(1) Hillebrand, E.E., J. Lewer and J. Zagardo (2011) ‘Backtracking from Globalization’, Global Economy Journal 10(4).
(2) Poushter (2016) American Public, Foreign Policy Experts Sharply Disagree over Involvement in Global Economy. Pew Research Center, http://www.pewresearch.org/author/jpoushter.
(3) Council of Economic Advisors (2018) Economic Report of the President. Washington, D.C. https://www.whitehouse.gov/wp-content/uploads/2018/02/ERP_2018_Final-FINAL.pdf
(4) Krugman, P.R. (2008) ‘Trade and Wages, Reconsidered’, Proceedings of the Brookings Panel on Economic Activity. Spring conference.
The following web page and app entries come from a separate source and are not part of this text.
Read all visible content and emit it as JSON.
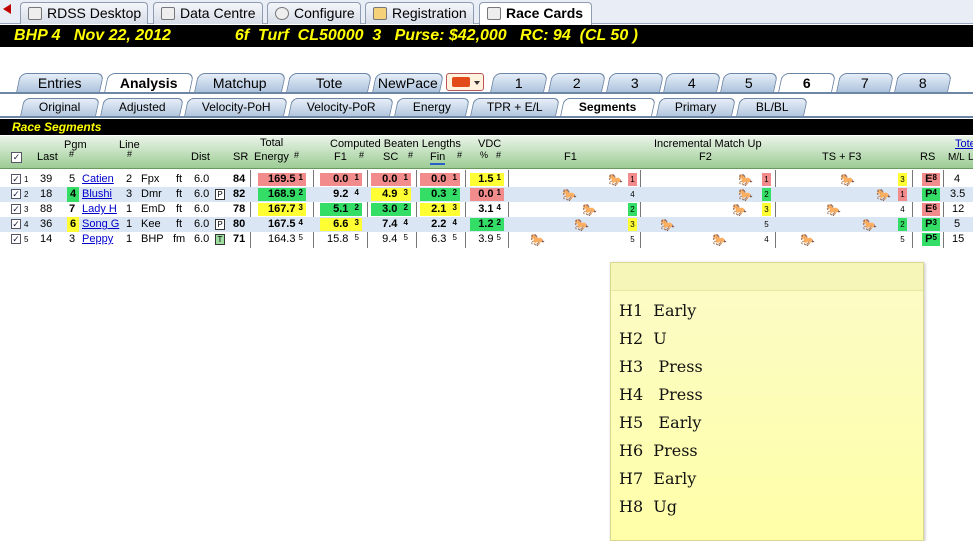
{
  "top_tabs": [
    {
      "label": "RDSS Desktop",
      "icon": "horse-icon"
    },
    {
      "label": "Data Centre",
      "icon": "database-icon"
    },
    {
      "label": "Configure",
      "icon": "gear-icon"
    },
    {
      "label": "Registration",
      "icon": "registration-icon"
    },
    {
      "label": "Race Cards",
      "icon": "racecard-icon",
      "active": true
    }
  ],
  "race_header": {
    "track": "BHP",
    "race": "4",
    "date": "Nov 22, 2012",
    "conditions": "6f  Turf  CL50000  3",
    "purse": "Purse: $42,000",
    "rc": "RC: 94  (CL 50 )"
  },
  "analysis_tabs": [
    "Entries",
    "Analysis",
    "Matchup",
    "Tote",
    "NewPace"
  ],
  "race_numbers": [
    "1",
    "2",
    "3",
    "4",
    "5",
    "6",
    "7",
    "8"
  ],
  "active_race": "6",
  "sub_tabs": [
    "Original",
    "Adjusted",
    "Velocity-PoH",
    "Velocity-PoR",
    "Energy",
    "TPR + E/L",
    "Segments",
    "Primary",
    "BL/BL"
  ],
  "active_sub_tab": "Segments",
  "section_title": "Race Segments",
  "columns": {
    "last": "Last",
    "pgm": "Pgm",
    "hash": "#",
    "line": "Line",
    "dist": "Dist",
    "sr": "SR",
    "total": "Total",
    "energy": "Energy",
    "cbl": "Computed Beaten Lengths",
    "f1": "F1",
    "sc": "SC",
    "fin": "Fin",
    "vdc": "VDC",
    "pct": "%",
    "imu": "Incremental Match Up",
    "imu_f1": "F1",
    "imu_f2": "F2",
    "imu_ts": "TS + F3",
    "rs": "RS",
    "tote": "Tote",
    "ml": "M/L",
    "l": "L"
  },
  "rows": [
    {
      "idx": "1",
      "last": "39",
      "pgm": "5",
      "name": "Catien",
      "line": "2",
      "trk": "Fpx",
      "surf": "ft",
      "dist": "6.0",
      "surface_mark": "",
      "sr": "84",
      "energy": "169.5",
      "energy_rank": "1",
      "f1": "0.0",
      "f1_rank": "1",
      "sc": "0.0",
      "sc_rank": "1",
      "fin": "0.0",
      "fin_rank": "1",
      "vdc": "1.5",
      "vdc_rank": "1",
      "rs": "E",
      "rs_rank": "8",
      "ml": "4",
      "f1_flag": "1",
      "f2_flag": "1",
      "ts_flag": "3"
    },
    {
      "idx": "2",
      "last": "18",
      "pgm": "4",
      "name": "Blushi",
      "line": "3",
      "trk": "Dmr",
      "surf": "ft",
      "dist": "6.0",
      "surface_mark": "P",
      "sr": "82",
      "energy": "168.9",
      "energy_rank": "2",
      "f1": "9.2",
      "f1_rank": "4",
      "sc": "4.9",
      "sc_rank": "3",
      "fin": "0.3",
      "fin_rank": "2",
      "vdc": "0.0",
      "vdc_rank": "1",
      "rs": "P",
      "rs_rank": "4",
      "ml": "3.5",
      "f1_flag": "4",
      "f2_flag": "2",
      "ts_flag": "1"
    },
    {
      "idx": "3",
      "last": "88",
      "pgm": "7",
      "name": "Lady H",
      "line": "1",
      "trk": "EmD",
      "surf": "ft",
      "dist": "6.0",
      "surface_mark": "",
      "sr": "78",
      "energy": "167.7",
      "energy_rank": "3",
      "f1": "5.1",
      "f1_rank": "2",
      "sc": "3.0",
      "sc_rank": "2",
      "fin": "2.1",
      "fin_rank": "3",
      "vdc": "3.1",
      "vdc_rank": "4",
      "rs": "E",
      "rs_rank": "6",
      "ml": "12",
      "f1_flag": "2",
      "f2_flag": "3",
      "ts_flag": "4"
    },
    {
      "idx": "4",
      "last": "36",
      "pgm": "6",
      "name": "Song G",
      "line": "1",
      "trk": "Kee",
      "surf": "ft",
      "dist": "6.0",
      "surface_mark": "P",
      "sr": "80",
      "energy": "167.5",
      "energy_rank": "4",
      "f1": "6.6",
      "f1_rank": "3",
      "sc": "7.4",
      "sc_rank": "4",
      "fin": "2.2",
      "fin_rank": "4",
      "vdc": "1.2",
      "vdc_rank": "2",
      "rs": "P",
      "rs_rank": "3",
      "ml": "5",
      "f1_flag": "3",
      "f2_flag": "5",
      "ts_flag": "2"
    },
    {
      "idx": "5",
      "last": "14",
      "pgm": "3",
      "name": "Peppy",
      "line": "1",
      "trk": "BHP",
      "surf": "fm",
      "dist": "6.0",
      "surface_mark": "T",
      "sr": "71",
      "energy": "164.3",
      "energy_rank": "5",
      "f1": "15.8",
      "f1_rank": "5",
      "sc": "9.4",
      "sc_rank": "5",
      "fin": "6.3",
      "fin_rank": "5",
      "vdc": "3.9",
      "vdc_rank": "5",
      "rs": "P",
      "rs_rank": "5",
      "ml": "15",
      "f1_flag": "5",
      "f2_flag": "4",
      "ts_flag": "5"
    }
  ],
  "note_lines": [
    "H1  Early",
    "H2  U",
    "H3   Press",
    "H4   Press",
    "H5   Early",
    "H6  Press",
    "H7  Early",
    "H8  Ug"
  ],
  "colors": {
    "header_bg": "#000000",
    "header_text": "#ffff00",
    "rank1": "#f28c8c",
    "rank_mid": "#ffff33",
    "rank_good": "#33dd66",
    "note_bg": "#ffffa8"
  }
}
Available at: (http://www.princeton.edu/~pkrugman/pk-bpea-draft.pdf).
(5) Samuelson, P.A. (1972) ‘Heretical Doubts About the International Mechanism’, Journal of International Economics, 2(4): 443-453.
(6) Samuelson, P. (2004) ‘Where Ricardo and Mill Rebut and Confirm Arguments of Mainstream Economists Supporting Globalization’, Journal of Economic Perspectives 18(3): 135-146.
(7) U.S.-China Economic and Security Review Commission (2017) 2017 Report to Congress. Washington, D.C. Available at https://www.uscc.gov/sites/default/files/annual_reports/2017_Annual_Report_to_Congress.pdf

Also see: Deglobalisation Series | Is anti-globalisation only a preoccupation in the Global North? by Rory Horner, Seth Schindler, Daniel Haberly and Yuko Aoyama

UntitledAbout the author:

Professor Evan Hillebrand taught international economics at the Patterson School of Diplomacy and International Commerce at the University of Kentucky. His most recent book is Energy, Economic Growth, and Geopolitical Futures (MIT Press, 2015).



Deglobalisation Series | Is anti-globalisation only a preoccupation in the Global North? by Rory Horner, Seth Schindler, Daniel Haberly and Yuko Aoyama

Deglobalisation Series | Is anti-globalisation only a preoccupation in the Global North? by Rory Horner, Seth Schindler, Daniel Haberly and Yuko Aoyama

A remarkable 'big switch'  has emerged from the turn of the millennium in terms of attitudes towards and discourses over globalisation. But while the world is currently witnessing a new backlash ...

Deglobalisation Series | Deglobalisation 2.0: Trump and Brexit are but symptoms by Peter A.G. van Bergeijk

Deglobalisation Series | Deglobalisation 2.0: Trump and Brexit are but symptoms by Peter A.G. van Bergeijk

We live in strange and usual times. Actually, this is what people always do. And all people always think that their era is unique. We seem to live in the ...